- If we prefer a lighter soup, instead of creamy, we can simply omit potato flakes. But instead, we should add 30 g of cornstarch to make the final texture less liquid.
- We can serve the soup with whatever we like. Bacon is great, I certainly recommend it. Although I'm sure that even some sautéed vegetables would be great.
No doubt a weekend, like this one for example, is the ideal moment to dare to try this Cheese Beer soup in Bread Casserole.
A perfect dish to enjoy during the days of rest and to fight this crazy cold weather we are having. I don't like the cold weather too much... If it weren't for these things, I don't know how I'd cope.
Although, then I think about it and it's a bit contradictory.
I always say (and still think) that I want to live in a place near the mountain or in the mountain itself. If possible, it will snow in the winter and be full of green fields and forests in the summer. I guess in my imagination I just enjoy the landscapes, the beautiful sunrises and sunsets, the walks in nature, the fireplace, my orchard (yes, in my imagination I have a big orchard and even animals)... Ok, I can fight the cold with a good pair of boots and a coat, hahaha.
We are going to take this year with desire, energy and a lot of illusion because for sure it promises and a lot!

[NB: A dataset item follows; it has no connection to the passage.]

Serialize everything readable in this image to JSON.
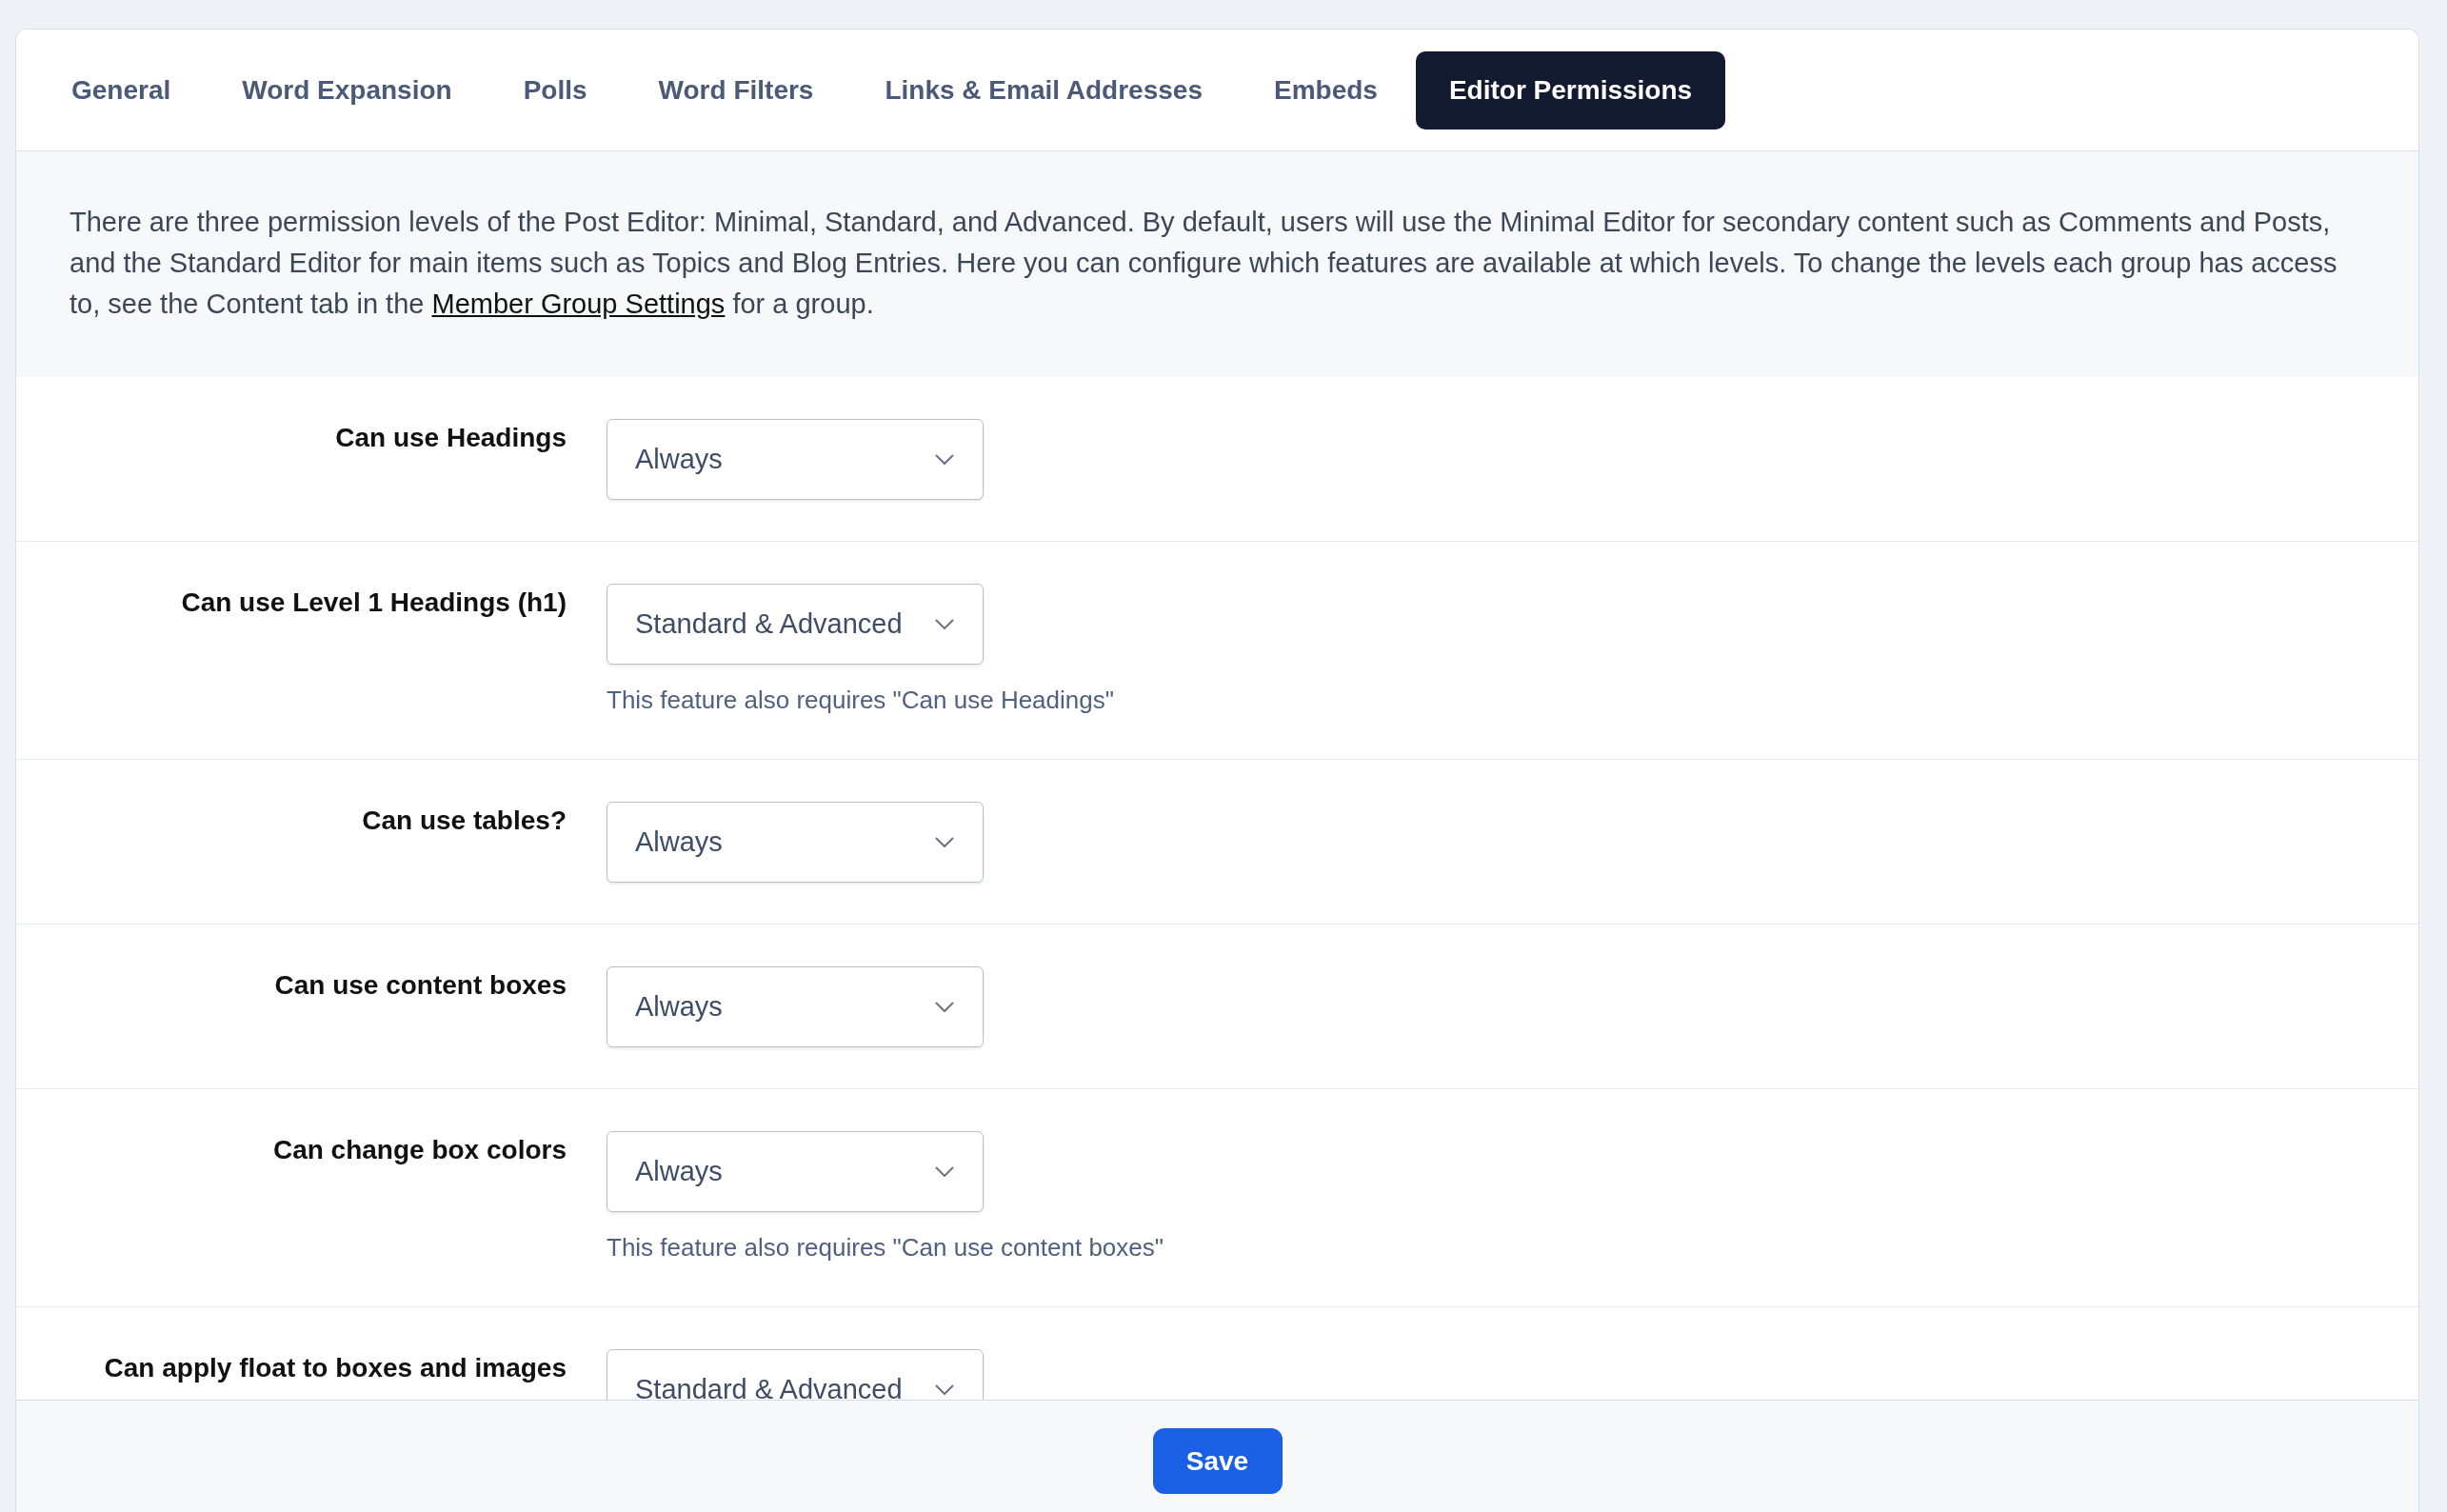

I wish you a wonderful weekend!
Sources: What´s cooking America, Wikipedia